TASK INSTRUCTIONS: Every record should be written out exactly, please.

+++

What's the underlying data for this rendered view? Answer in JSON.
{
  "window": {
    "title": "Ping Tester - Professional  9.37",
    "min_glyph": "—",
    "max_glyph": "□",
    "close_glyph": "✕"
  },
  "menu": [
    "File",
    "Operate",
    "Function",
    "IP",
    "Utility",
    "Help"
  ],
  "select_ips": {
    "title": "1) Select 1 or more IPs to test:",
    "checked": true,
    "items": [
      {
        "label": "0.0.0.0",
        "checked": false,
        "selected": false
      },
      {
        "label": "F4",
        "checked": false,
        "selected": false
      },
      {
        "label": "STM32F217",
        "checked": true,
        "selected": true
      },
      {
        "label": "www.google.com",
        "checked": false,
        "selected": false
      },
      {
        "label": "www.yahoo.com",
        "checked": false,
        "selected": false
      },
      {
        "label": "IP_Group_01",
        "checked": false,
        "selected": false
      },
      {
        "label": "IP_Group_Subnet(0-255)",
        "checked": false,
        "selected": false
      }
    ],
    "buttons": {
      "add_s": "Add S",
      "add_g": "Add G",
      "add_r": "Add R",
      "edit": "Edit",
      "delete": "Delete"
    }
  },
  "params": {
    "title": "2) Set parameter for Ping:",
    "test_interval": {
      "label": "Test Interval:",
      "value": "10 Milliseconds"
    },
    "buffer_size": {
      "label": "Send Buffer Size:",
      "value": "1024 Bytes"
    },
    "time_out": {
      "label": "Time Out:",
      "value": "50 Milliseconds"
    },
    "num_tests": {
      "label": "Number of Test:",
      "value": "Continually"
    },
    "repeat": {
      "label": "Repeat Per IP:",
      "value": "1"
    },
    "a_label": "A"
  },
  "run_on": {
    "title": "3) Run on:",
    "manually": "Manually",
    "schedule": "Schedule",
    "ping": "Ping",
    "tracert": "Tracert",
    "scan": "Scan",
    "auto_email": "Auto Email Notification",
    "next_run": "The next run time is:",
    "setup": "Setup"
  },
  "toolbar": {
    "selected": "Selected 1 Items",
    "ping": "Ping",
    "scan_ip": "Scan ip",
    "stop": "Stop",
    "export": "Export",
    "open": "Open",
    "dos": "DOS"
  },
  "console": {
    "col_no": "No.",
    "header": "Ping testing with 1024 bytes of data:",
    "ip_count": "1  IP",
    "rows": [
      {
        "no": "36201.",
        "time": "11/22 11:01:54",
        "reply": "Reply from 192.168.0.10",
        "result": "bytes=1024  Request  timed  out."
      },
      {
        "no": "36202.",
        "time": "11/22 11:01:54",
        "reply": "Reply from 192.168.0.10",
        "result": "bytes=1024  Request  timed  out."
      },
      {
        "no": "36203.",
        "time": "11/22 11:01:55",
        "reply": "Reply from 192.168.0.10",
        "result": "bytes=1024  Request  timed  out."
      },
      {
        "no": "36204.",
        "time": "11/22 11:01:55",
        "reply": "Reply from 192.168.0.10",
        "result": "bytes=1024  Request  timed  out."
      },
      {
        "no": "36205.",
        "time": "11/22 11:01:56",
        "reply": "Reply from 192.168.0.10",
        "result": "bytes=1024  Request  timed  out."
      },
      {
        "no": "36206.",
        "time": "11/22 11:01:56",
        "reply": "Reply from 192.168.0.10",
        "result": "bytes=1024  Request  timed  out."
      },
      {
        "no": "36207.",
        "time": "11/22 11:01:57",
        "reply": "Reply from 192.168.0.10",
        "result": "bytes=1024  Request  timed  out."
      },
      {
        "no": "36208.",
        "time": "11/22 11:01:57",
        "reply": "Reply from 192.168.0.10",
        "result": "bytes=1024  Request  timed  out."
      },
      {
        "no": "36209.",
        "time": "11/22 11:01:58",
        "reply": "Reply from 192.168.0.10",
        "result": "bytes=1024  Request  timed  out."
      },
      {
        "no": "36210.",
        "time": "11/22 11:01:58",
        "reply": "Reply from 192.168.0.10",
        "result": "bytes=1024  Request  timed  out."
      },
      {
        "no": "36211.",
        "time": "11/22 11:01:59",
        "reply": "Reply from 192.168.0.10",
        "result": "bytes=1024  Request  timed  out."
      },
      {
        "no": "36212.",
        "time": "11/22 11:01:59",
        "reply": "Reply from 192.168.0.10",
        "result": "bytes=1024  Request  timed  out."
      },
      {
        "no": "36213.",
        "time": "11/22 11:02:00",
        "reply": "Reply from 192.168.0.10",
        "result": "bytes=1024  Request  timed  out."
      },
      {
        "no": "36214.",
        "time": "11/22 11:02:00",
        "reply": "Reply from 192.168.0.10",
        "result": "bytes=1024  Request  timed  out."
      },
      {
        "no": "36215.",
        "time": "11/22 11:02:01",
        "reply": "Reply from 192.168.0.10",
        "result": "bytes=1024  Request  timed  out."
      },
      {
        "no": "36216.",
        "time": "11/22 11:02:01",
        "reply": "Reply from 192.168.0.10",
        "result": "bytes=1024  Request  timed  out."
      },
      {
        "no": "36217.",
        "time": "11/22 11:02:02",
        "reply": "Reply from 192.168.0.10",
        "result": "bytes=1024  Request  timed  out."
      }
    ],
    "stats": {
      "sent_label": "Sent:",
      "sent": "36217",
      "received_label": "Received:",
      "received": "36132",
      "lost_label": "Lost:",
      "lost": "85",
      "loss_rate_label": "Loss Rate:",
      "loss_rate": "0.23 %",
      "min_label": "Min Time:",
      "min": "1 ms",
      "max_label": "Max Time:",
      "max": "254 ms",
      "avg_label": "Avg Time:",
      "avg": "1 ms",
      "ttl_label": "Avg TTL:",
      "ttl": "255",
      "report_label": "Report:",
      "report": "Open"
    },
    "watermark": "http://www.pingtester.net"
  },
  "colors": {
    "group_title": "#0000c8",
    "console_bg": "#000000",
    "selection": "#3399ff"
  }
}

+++

EXERCISE ANSWER:
What's the underlying data for this rendered view? Answer in JSON.
{
  "window": {
    "title": "Ping Tester - Professional  9.37",
    "min_glyph": "—",
    "max_glyph": "□",
    "close_glyph": "✕"
  },
  "menu": [
    "File",
    "Operate",
    "Function",
    "IP",
    "Utility",
    "Help"
  ],
  "select_ips": {
    "title": "1) Select 1 or more IPs to test:",
    "checked": true,
    "items": [
      {
        "label": "0.0.0.0",
        "checked": false,
        "selected": false
      },
      {
        "label": "F4",
        "checked": false,
        "selected": false
      },
      {
        "label": "STM32F217",
        "checked": true,
        "selected": true
      },
      {
        "label": "www.google.com",
        "checked": false,
        "selected": false
      },
      {
        "label": "www.yahoo.com",
        "checked": false,
        "selected": false
      },
      {
        "label": "IP_Group_01",
        "checked": false,
        "selected": false
      },
      {
        "label": "IP_Group_Subnet(0-255)",
        "checked": false,
        "selected": false
      }
    ],
    "buttons": {
      "add_s": "Add S",
      "add_g": "Add G",
      "add_r": "Add R",
      "edit": "Edit",
      "delete": "Delete"
    }
  },
  "params": {
    "title": "2) Set parameter for Ping:",
    "test_interval": {
      "label": "Test Interval:",
      "value": "10 Milliseconds"
    },
    "buffer_size": {
      "label": "Send Buffer Size:",
      "value": "1024 Bytes"
    },
    "time_out": {
      "label": "Time Out:",
      "value": "50 Milliseconds"
    },
    "num_tests": {
      "label": "Number of Test:",
      "value": "Continually"
    },
    "repeat": {
      "label": "Repeat Per IP:",
      "value": "1"
    },
    "a_label": "A"
  },
  "run_on": {
    "title": "3) Run on:",
    "manually": "Manually",
    "schedule": "Schedule",
    "ping": "Ping",
    "tracert": "Tracert",
    "scan": "Scan",
    "auto_email": "Auto Email Notification",
    "next_run": "The next run time is:",
    "setup": "Setup"
  },
  "toolbar": {
    "selected": "Selected 1 Items",
    "ping": "Ping",
    "scan_ip": "Scan ip",
    "stop": "Stop",
    "export": "Export",
    "open": "Open",
    "dos": "DOS"
  },
  "console": {
    "col_no": "No.",
    "header": "Ping testing with 1024 bytes of data:",
    "ip_count": "1  IP",
    "rows": [
      {
        "no": "36201.",
        "time": "11/22 11:01:54",
        "reply": "Reply from 192.168.0.10",
        "result": "bytes=1024  Request  timed  out."
      },
      {
        "no": "36202.",
        "time": "11/22 11:01:54",
        "reply": "Reply from 192.168.0.10",
        "result": "bytes=1024  Request  timed  out."
      },
      {
        "no": "36203.",
        "time": "11/22 11:01:55",
        "reply": "Reply from 192.168.0.10",
        "result": "bytes=1024  Request  timed  out."
      },
      {
        "no": "36204.",
        "time": "11/22 11:01:55",
        "reply": "Reply from 192.168.0.10",
        "result": "bytes=1024  Request  timed  out."
      },
      {
        "no": "36205.",
        "time": "11/22 11:01:56",
        "reply": "Reply from 192.168.0.10",
        "result": "bytes=1024  Request  timed  out."
      },
      {
        "no": "36206.",
        "time": "11/22 11:01:56",
        "reply": "Reply from 192.168.0.10",
        "result": "bytes=1024  Request  timed  out."
      },
      {
        "no": "36207.",
        "time": "11/22 11:01:57",
        "reply": "Reply from 192.168.0.10",
        "result": "bytes=1024  Request  timed  out."
      },
      {
        "no": "36208.",
        "time": "11/22 11:01:57",
        "reply": "Reply from 192.168.0.10",
        "result": "bytes=1024  Request  timed  out."
      },
      {
        "no": "36209.",
        "time": "11/22 11:01:58",
        "reply": "Reply from 192.168.0.10",
        "result": "bytes=1024  Request  timed  out."
      },
      {
        "no": "36210.",
        "time": "11/22 11:01:58",
        "reply": "Reply from 192.168.0.10",
        "result": "bytes=1024  Request  timed  out."
      },
      {
        "no": "36211.",
        "time": "11/22 11:01:59",
        "reply": "Reply from 192.168.0.10",
        "result": "bytes=1024  Request  timed  out."
      },
      {
        "no": "36212.",
        "time": "11/22 11:01:59",
        "reply": "Reply from 192.168.0.10",
        "result": "bytes=1024  Request  timed  out."
      },
      {
        "no": "36213.",
        "time": "11/22 11:02:00",
        "reply": "Reply from 192.168.0.10",
        "result": "bytes=1024  Request  timed  out."
      },
      {
        "no": "36214.",
        "time": "11/22 11:02:00",
        "reply": "Reply from 192.168.0.10",
        "result": "bytes=1024  Request  timed  out."
      },
      {
        "no": "36215.",
        "time": "11/22 11:02:01",
        "reply": "Reply from 192.168.0.10",
        "result": "bytes=1024  Request  timed  out."
      },
      {
        "no": "36216.",
        "time": "11/22 11:02:01",
        "reply": "Reply from 192.168.0.10",
        "result": "bytes=1024  Request  timed  out."
      },
      {
        "no": "36217.",
        "time": "11/22 11:02:02",
        "reply": "Reply from 192.168.0.10",
        "result": "bytes=1024  Request  timed  out."
      }
    ],
    "stats": {
      "sent_label": "Sent:",
      "sent": "36217",
      "received_label": "Received:",
      "received": "36132",
      "lost_label": "Lost:",
      "lost": "85",
      "loss_rate_label": "Loss Rate:",
      "loss_rate": "0.23 %",
      "min_label": "Min Time:",
      "min": "1 ms",
      "max_label": "Max Time:",
      "max": "254 ms",
      "avg_label": "Avg Time:",
      "avg": "1 ms",
      "ttl_label": "Avg TTL:",
      "ttl": "255",
      "report_label": "Report:",
      "report": "Open"
    },
    "watermark": "http://www.pingtester.net"
  },
  "colors": {
    "group_title": "#0000c8",
    "console_bg": "#000000",
    "selection": "#3399ff"
  }
}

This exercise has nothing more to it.